■ Exercise instructions
With nothing added or dropped, copy the data that follows exactly.

Records contained in a dataset:
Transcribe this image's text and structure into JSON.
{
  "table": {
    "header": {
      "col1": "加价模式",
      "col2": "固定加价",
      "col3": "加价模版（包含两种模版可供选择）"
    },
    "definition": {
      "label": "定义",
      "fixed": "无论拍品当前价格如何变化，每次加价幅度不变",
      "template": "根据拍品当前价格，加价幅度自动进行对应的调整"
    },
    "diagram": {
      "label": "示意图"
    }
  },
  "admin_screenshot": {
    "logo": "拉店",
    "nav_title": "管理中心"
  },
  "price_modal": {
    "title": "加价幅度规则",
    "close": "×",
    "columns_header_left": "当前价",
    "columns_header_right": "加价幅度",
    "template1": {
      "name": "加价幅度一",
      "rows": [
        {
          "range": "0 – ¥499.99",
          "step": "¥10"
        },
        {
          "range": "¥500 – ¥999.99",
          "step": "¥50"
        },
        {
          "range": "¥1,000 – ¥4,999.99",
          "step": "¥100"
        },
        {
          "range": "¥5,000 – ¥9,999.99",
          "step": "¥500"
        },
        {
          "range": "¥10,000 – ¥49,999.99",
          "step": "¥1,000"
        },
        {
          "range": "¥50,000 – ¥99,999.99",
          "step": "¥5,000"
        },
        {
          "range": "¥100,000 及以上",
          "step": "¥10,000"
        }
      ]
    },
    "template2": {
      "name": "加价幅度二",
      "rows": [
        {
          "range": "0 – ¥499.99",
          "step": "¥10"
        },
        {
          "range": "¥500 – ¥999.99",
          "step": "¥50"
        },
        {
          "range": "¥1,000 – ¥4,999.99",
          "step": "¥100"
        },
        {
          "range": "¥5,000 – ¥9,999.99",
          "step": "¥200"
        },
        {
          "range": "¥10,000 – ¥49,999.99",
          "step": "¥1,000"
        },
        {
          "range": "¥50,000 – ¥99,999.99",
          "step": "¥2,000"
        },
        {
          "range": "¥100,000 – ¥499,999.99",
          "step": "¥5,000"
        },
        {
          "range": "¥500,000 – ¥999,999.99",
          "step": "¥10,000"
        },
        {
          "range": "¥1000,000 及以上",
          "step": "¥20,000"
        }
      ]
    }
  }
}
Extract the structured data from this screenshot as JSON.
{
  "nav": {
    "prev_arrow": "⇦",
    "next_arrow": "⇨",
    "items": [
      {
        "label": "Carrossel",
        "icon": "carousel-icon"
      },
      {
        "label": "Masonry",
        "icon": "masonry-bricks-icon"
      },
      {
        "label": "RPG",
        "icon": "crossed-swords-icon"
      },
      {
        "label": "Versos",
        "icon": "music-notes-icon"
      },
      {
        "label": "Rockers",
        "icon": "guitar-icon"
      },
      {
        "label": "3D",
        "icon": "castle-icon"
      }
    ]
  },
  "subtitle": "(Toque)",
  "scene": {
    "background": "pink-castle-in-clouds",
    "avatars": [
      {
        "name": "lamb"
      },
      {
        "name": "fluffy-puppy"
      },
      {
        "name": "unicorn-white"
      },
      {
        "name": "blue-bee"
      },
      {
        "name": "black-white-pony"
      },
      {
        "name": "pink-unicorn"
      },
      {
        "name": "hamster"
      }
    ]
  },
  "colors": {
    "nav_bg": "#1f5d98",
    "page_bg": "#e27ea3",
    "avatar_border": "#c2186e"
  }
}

■ Result of this exercise
Transcribe this image's text and structure into JSON.
{
  "table": {
    "header": {
      "col1": "加价模式",
      "col2": "固定加价",
      "col3": "加价模版（包含两种模版可供选择）"
    },
    "definition": {
      "label": "定义",
      "fixed": "无论拍品当前价格如何变化，每次加价幅度不变",
      "template": "根据拍品当前价格，加价幅度自动进行对应的调整"
    },
    "diagram": {
      "label": "示意图"
    }
  },
  "admin_screenshot": {
    "logo": "拉店",
    "nav_title": "管理中心"
  },
  "price_modal": {
    "title": "加价幅度规则",
    "close": "×",
    "columns_header_left": "当前价",
    "columns_header_right": "加价幅度",
    "template1": {
      "name": "加价幅度一",
      "rows": [
        {
          "range": "0 – ¥499.99",
          "step": "¥10"
        },
        {
          "range": "¥500 – ¥999.99",
          "step": "¥50"
        },
        {
          "range": "¥1,000 – ¥4,999.99",
          "step": "¥100"
        },
        {
          "range": "¥5,000 – ¥9,999.99",
          "step": "¥500"
        },
        {
          "range": "¥10,000 – ¥49,999.99",
          "step": "¥1,000"
        },
        {
          "range": "¥50,000 – ¥99,999.99",
          "step": "¥5,000"
        },
        {
          "range": "¥100,000 及以上",
          "step": "¥10,000"
        }
      ]
    },
    "template2": {
      "name": "加价幅度二",
      "rows": [
        {
          "range": "0 – ¥499.99",
          "step": "¥10"
        },
        {
          "range": "¥500 – ¥999.99",
          "step": "¥50"
        },
        {
          "range": "¥1,000 – ¥4,999.99",
          "step": "¥100"
        },
        {
          "range": "¥5,000 – ¥9,999.99",
          "step": "¥200"
        },
        {
          "range": "¥10,000 – ¥49,999.99",
          "step": "¥1,000"
        },
        {
          "range": "¥50,000 – ¥99,999.99",
          "step": "¥2,000"
        },
        {
          "range": "¥100,000 – ¥499,999.99",
          "step": "¥5,000"
        },
        {
          "range": "¥500,000 – ¥999,999.99",
          "step": "¥10,000"
        },
        {
          "range": "¥1000,000 及以上",
          "step": "¥20,000"
        }
      ]
    }
  }
}
Extract the structured data from this screenshot as JSON.
{
  "nav": {
    "prev_arrow": "⇦",
    "next_arrow": "⇨",
    "items": [
      {
        "label": "Carrossel",
        "icon": "carousel-icon"
      },
      {
        "label": "Masonry",
        "icon": "masonry-bricks-icon"
      },
      {
        "label": "RPG",
        "icon": "crossed-swords-icon"
      },
      {
        "label": "Versos",
        "icon": "music-notes-icon"
      },
      {
        "label": "Rockers",
        "icon": "guitar-icon"
      },
      {
        "label": "3D",
        "icon": "castle-icon"
      }
    ]
  },
  "subtitle": "(Toque)",
  "scene": {
    "background": "pink-castle-in-clouds",
    "avatars": [
      {
        "name": "lamb"
      },
      {
        "name": "fluffy-puppy"
      },
      {
        "name": "unicorn-white"
      },
      {
        "name": "blue-bee"
      },
      {
        "name": "black-white-pony"
      },
      {
        "name": "pink-unicorn"
      },
      {
        "name": "hamster"
      }
    ]
  },
  "colors": {
    "nav_bg": "#1f5d98",
    "page_bg": "#e27ea3",
    "avatar_border": "#c2186e"
  }
}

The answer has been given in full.